Shiner said while some students have voiced continuing dissatisfaction, he has “heard from at least an equal number of students that they really prefer it — that it’s made their living area more pleasant.” The policy’s supporters include students who were initially concerned about the change, Shiner added.
Feedback from Greek and program houses has also been mixed, Tompkins said.
Shiner said some students told him they are grateful for the change because they previously felt uncomfortable approaching their peers to address partying in the dorms.
Sazzy Gourley ’16, president of the Undergraduate Council of Students, noted Wriston’s unique residential setup as a primary contributor to that discomfort.
“Our residential spaces house potentially two different fraternities, then in the middle, house independent living spaces, creating a very different residential dynamic than we see at other universities,” Gourley said. “When there are social events thrown in those spaces, there’s more potential for tensions to develop when things are not communicated fully.”
Both Gourley and Shiner recognized the range of concerns students have with the policy changes and emphasized the intensive reviews SAO, ResLife and the Alcohol and Social Event Review Committee are conducting to address these concerns and collect feedback.
For current underclassmen, Class Fs are now almost pointless to attend, Palabrica said. The events provide alcohol, but only for legal drinkers, and first-years “don’t want the cool party they’re attending to be in Kasper Multipurpose Room,” he said. “There is a social stigma.”
Gourley noted that there are fewer large parties in general and that many students party in off-campus houses. Even with this shift, the downturn in partying was not as “drastic” as students expected, he said.
Regardless of the hesitancy to attend Class Fs in University spaces, “it’s a necessary part of changing the culture,” Palabrica said. “There was so much anarchy in how parties were run. This is a good step.”
Correction: A previous version of this article misstated that Lance Gloss ’18 is president of the Environmental House. In fact, he is a member of West House, one of two environmental program houses.

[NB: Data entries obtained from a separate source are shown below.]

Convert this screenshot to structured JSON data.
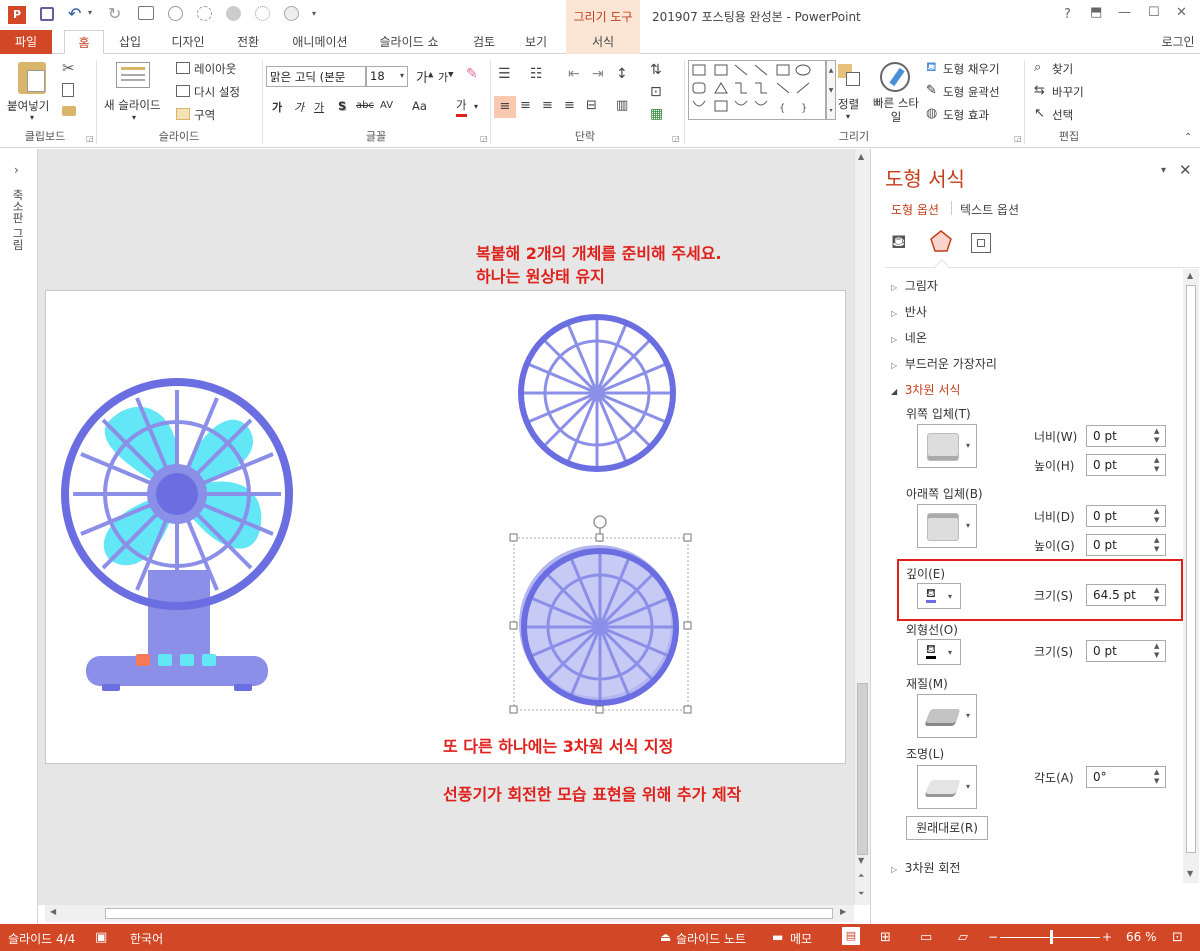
{
  "window": {
    "title": "201907 포스팅용 완성본 - PowerPoint",
    "contextual_tab": "그리기 도구",
    "controls": [
      "?",
      "⬒",
      "—",
      "☐",
      "✕"
    ],
    "login": "로그인"
  },
  "tabs": [
    {
      "label": "파일"
    },
    {
      "label": "홈"
    },
    {
      "label": "삽입"
    },
    {
      "label": "디자인"
    },
    {
      "label": "전환"
    },
    {
      "label": "애니메이션"
    },
    {
      "label": "슬라이드 쇼"
    },
    {
      "label": "검토"
    },
    {
      "label": "보기"
    },
    {
      "label": "서식"
    }
  ],
  "ribbon": {
    "clipboard": {
      "paste": "붙여넣기",
      "group": "클립보드"
    },
    "slides": {
      "new_slide": "새 슬라이드",
      "layout": "레이아웃",
      "reset": "다시 설정",
      "section": "구역",
      "group": "슬라이드"
    },
    "font": {
      "name": "맑은 고딕 (본문",
      "size": "18",
      "group": "글꼴",
      "bold": "가",
      "italic": "가",
      "underline": "가",
      "shadow": "S",
      "strike": "abc",
      "spacing": "AV",
      "case": "Aa",
      "color": "가"
    },
    "paragraph": {
      "group": "단락"
    },
    "drawing": {
      "arrange": "정렬",
      "quick_styles": "빠른 스타일",
      "fill": "도형 채우기",
      "outline": "도형 윤곽선",
      "effects": "도형 효과",
      "group": "그리기"
    },
    "editing": {
      "find": "찾기",
      "replace": "바꾸기",
      "select": "선택",
      "group": "편집"
    }
  },
  "left_pane": {
    "label": "축소판 그림"
  },
  "slide": {
    "note1_line1": "복붙해 2개의 개체를 준비해 주세요.",
    "note1_line2": "하나는 원상태 유지",
    "note2": "또 다른 하나에는 3차원 서식 지정",
    "note3": "선풍기가 회전한 모습 표현을 위해 추가 제작"
  },
  "format_pane": {
    "title": "도형 서식",
    "tab_shape": "도형 옵션",
    "tab_text": "텍스트 옵션",
    "sections": {
      "shadow": "그림자",
      "reflection": "반사",
      "glow": "네온",
      "soft_edges": "부드러운 가장자리",
      "format_3d": "3차원 서식",
      "rotation_3d": "3차원 회전"
    },
    "top_bevel": "위쪽 입체(T)",
    "bottom_bevel": "아래쪽 입체(B)",
    "width_top_label": "너비(W)",
    "height_top_label": "높이(H)",
    "width_top": "0 pt",
    "height_top": "0 pt",
    "width_bottom_label": "너비(D)",
    "height_bottom_label": "높이(G)",
    "width_bottom": "0 pt",
    "height_bottom": "0 pt",
    "depth": "깊이(E)",
    "depth_size_label": "크기(S)",
    "depth_size": "64.5 pt",
    "contour": "외형선(O)",
    "contour_size_label": "크기(S)",
    "contour_size": "0 pt",
    "material": "재질(M)",
    "lighting": "조명(L)",
    "angle_label": "각도(A)",
    "angle": "0°",
    "reset": "원래대로(R)"
  },
  "status": {
    "slide": "슬라이드 4/4",
    "language": "한국어",
    "notes": "슬라이드 노트",
    "comments": "메모",
    "zoom": "66 %",
    "zoom_level": 0.66
  },
  "colors": {
    "accent": "#d24726",
    "fan_dark": "#6a6ee0",
    "fan_light": "#8b8fe8",
    "blade": "#63e6f5",
    "note_red": "#e0201b",
    "highlight_box": "#e0201b"
  }
}
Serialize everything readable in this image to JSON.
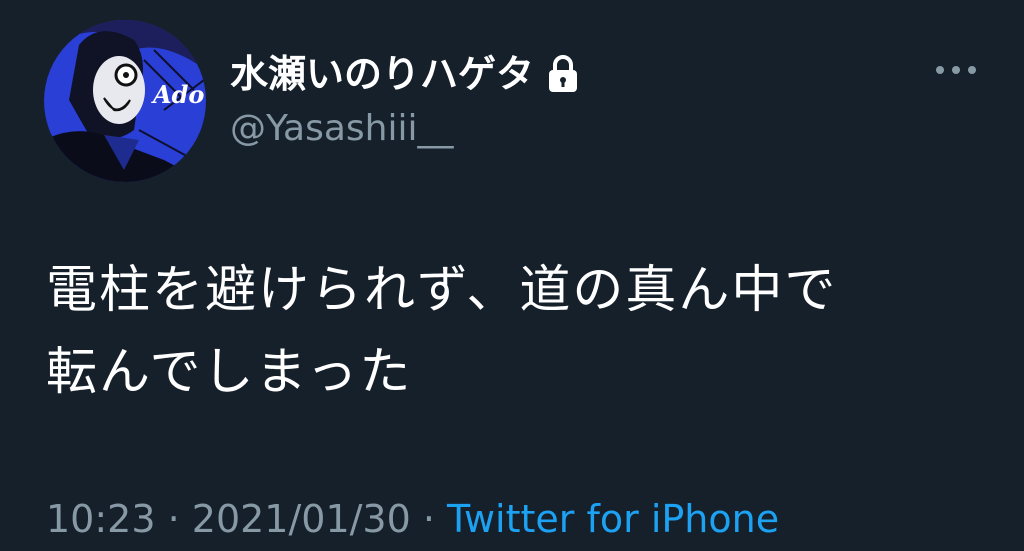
{
  "author": {
    "display_name": "水瀬いのりハゲタ",
    "handle": "@Yasashiii__",
    "avatar_label": "Ado",
    "protected": true
  },
  "tweet": {
    "line1": "電柱を避けられず、道の真ん中で",
    "line2": "転んでしまった"
  },
  "meta": {
    "time": "10:23",
    "separator1": " · ",
    "date": "2021/01/30",
    "separator2": " · ",
    "source": "Twitter for iPhone"
  },
  "icons": {
    "lock": "lock-icon",
    "more": "more-icon"
  },
  "colors": {
    "background": "#15202b",
    "text_primary": "#ffffff",
    "text_secondary": "#8899a6",
    "link": "#1da1f2"
  }
}
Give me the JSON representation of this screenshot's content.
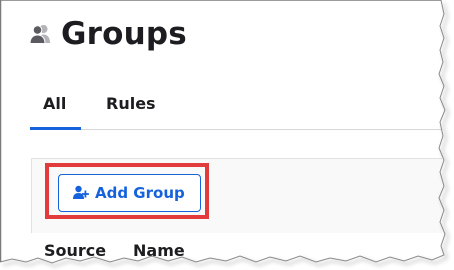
{
  "header": {
    "title": "Groups",
    "icon": "users-group-icon"
  },
  "tabs": [
    {
      "label": "All",
      "active": true
    },
    {
      "label": "Rules",
      "active": false
    }
  ],
  "toolbar": {
    "add_group_label": "Add Group",
    "add_group_icon": "add-user-icon"
  },
  "table": {
    "columns": [
      "Source",
      "Name"
    ]
  },
  "colors": {
    "accent": "#1662dd",
    "highlight": "#e23b3b",
    "text": "#1d1d21"
  }
}
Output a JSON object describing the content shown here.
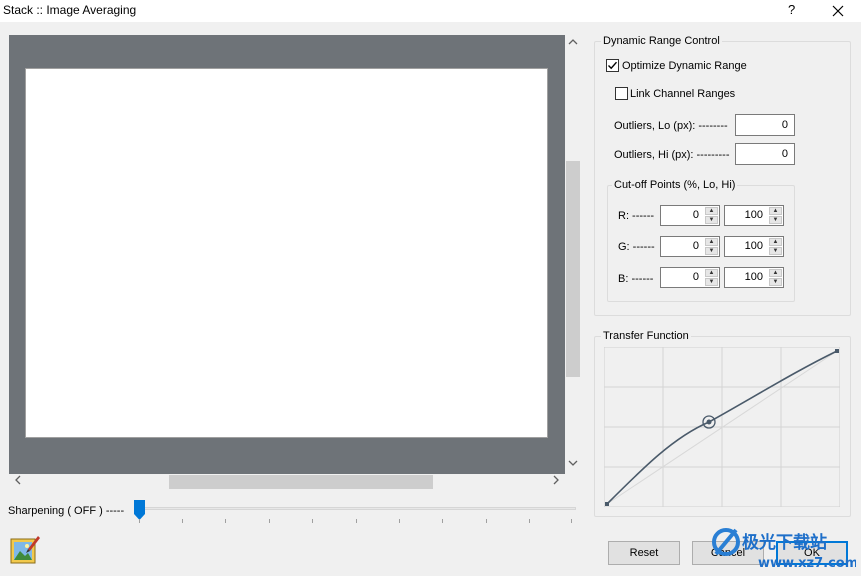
{
  "window": {
    "title": "Stack :: Image Averaging",
    "help_label": "?",
    "close_icon": "close-icon"
  },
  "preview": {
    "canvas_color": "#ffffff",
    "background_color": "#6e7378"
  },
  "sharpening": {
    "label": "Sharpening ( OFF ) -----",
    "value": 0
  },
  "dynamic_range": {
    "title": "Dynamic Range Control",
    "optimize_label": "Optimize Dynamic Range",
    "optimize_checked": true,
    "link_label": "Link Channel Ranges",
    "link_checked": false,
    "outliers_lo_label": "Outliers, Lo (px): --------",
    "outliers_lo_value": "0",
    "outliers_hi_label": "Outliers, Hi (px): ---------",
    "outliers_hi_value": "0",
    "cutoff": {
      "title": "Cut-off Points (%, Lo, Hi)",
      "rows": [
        {
          "label": "R: ------",
          "lo": "0",
          "hi": "100"
        },
        {
          "label": "G: ------",
          "lo": "0",
          "hi": "100"
        },
        {
          "label": "B: ------",
          "lo": "0",
          "hi": "100"
        }
      ]
    }
  },
  "transfer": {
    "title": "Transfer Function"
  },
  "buttons": {
    "reset": "Reset",
    "cancel": "Cancel",
    "ok": "OK"
  },
  "watermark": {
    "text": "极光下载站",
    "url": "www.xz7.com"
  },
  "colors": {
    "accent": "#0078d7",
    "curve": "#4a5a6a"
  }
}
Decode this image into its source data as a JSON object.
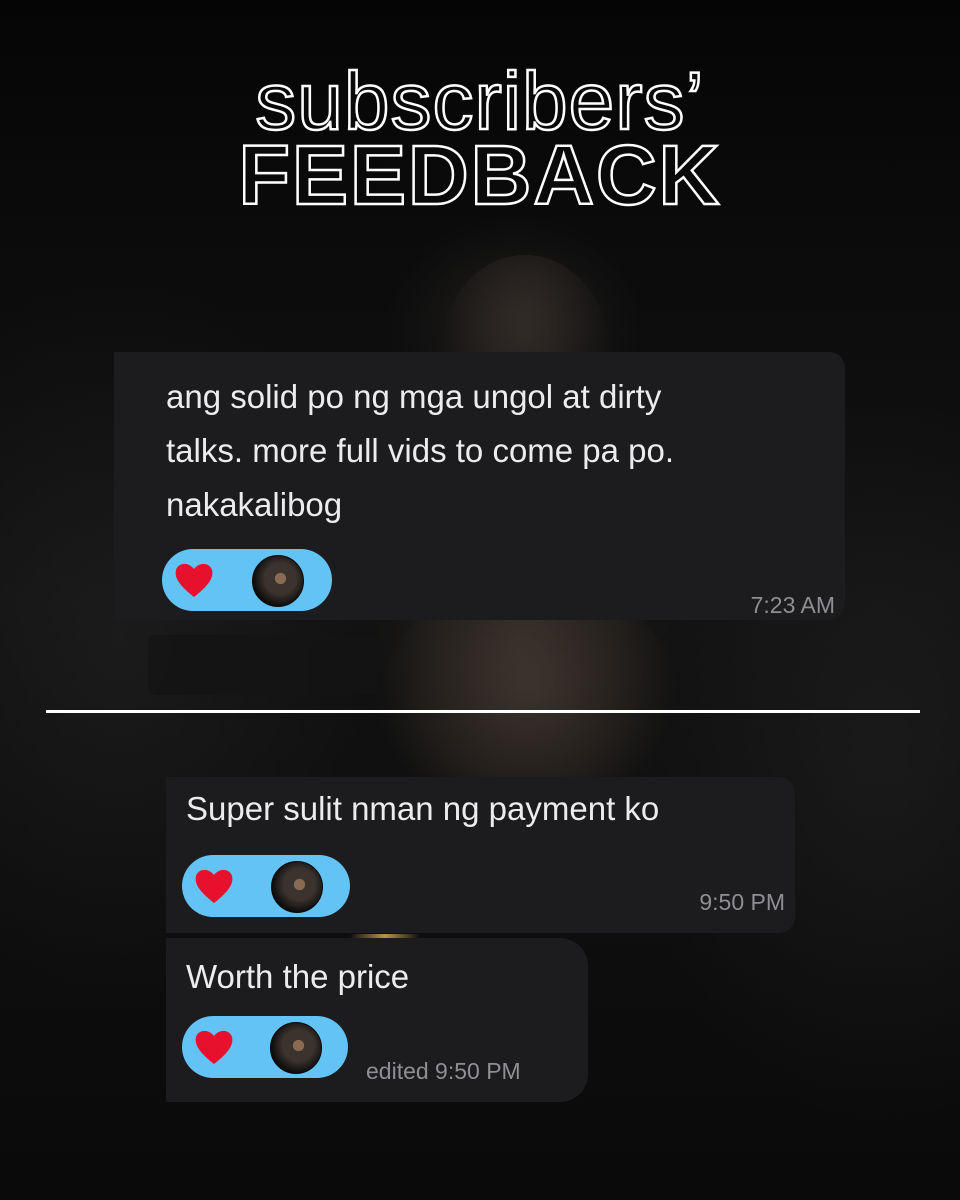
{
  "header": {
    "title_line1": "subscribers’",
    "title_line2": "FEEDBACK"
  },
  "messages": [
    {
      "lines": [
        "ang solid po ng mga ungol at dirty",
        "talks. more full vids to come pa po.",
        "nakakalibog"
      ],
      "reaction": "heart-icon",
      "time": "7:23 AM"
    },
    {
      "lines": [
        "Super sulit nman ng payment ko"
      ],
      "reaction": "heart-icon",
      "time": "9:50 PM"
    },
    {
      "lines": [
        "Worth the price"
      ],
      "reaction": "heart-icon",
      "time": "edited 9:50 PM"
    }
  ],
  "colors": {
    "background": "#060606",
    "bubble": "#1c1c1e",
    "reaction_pill": "#62c3f4",
    "heart": "#e8112d",
    "timestamp": "#8e8e93",
    "message_text": "#ececee"
  }
}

The article also misstated that the house hosts weekly communal meals. In fact, it hosts daily communal meals, and one meal per week is open to individuals unaffiliated with the group.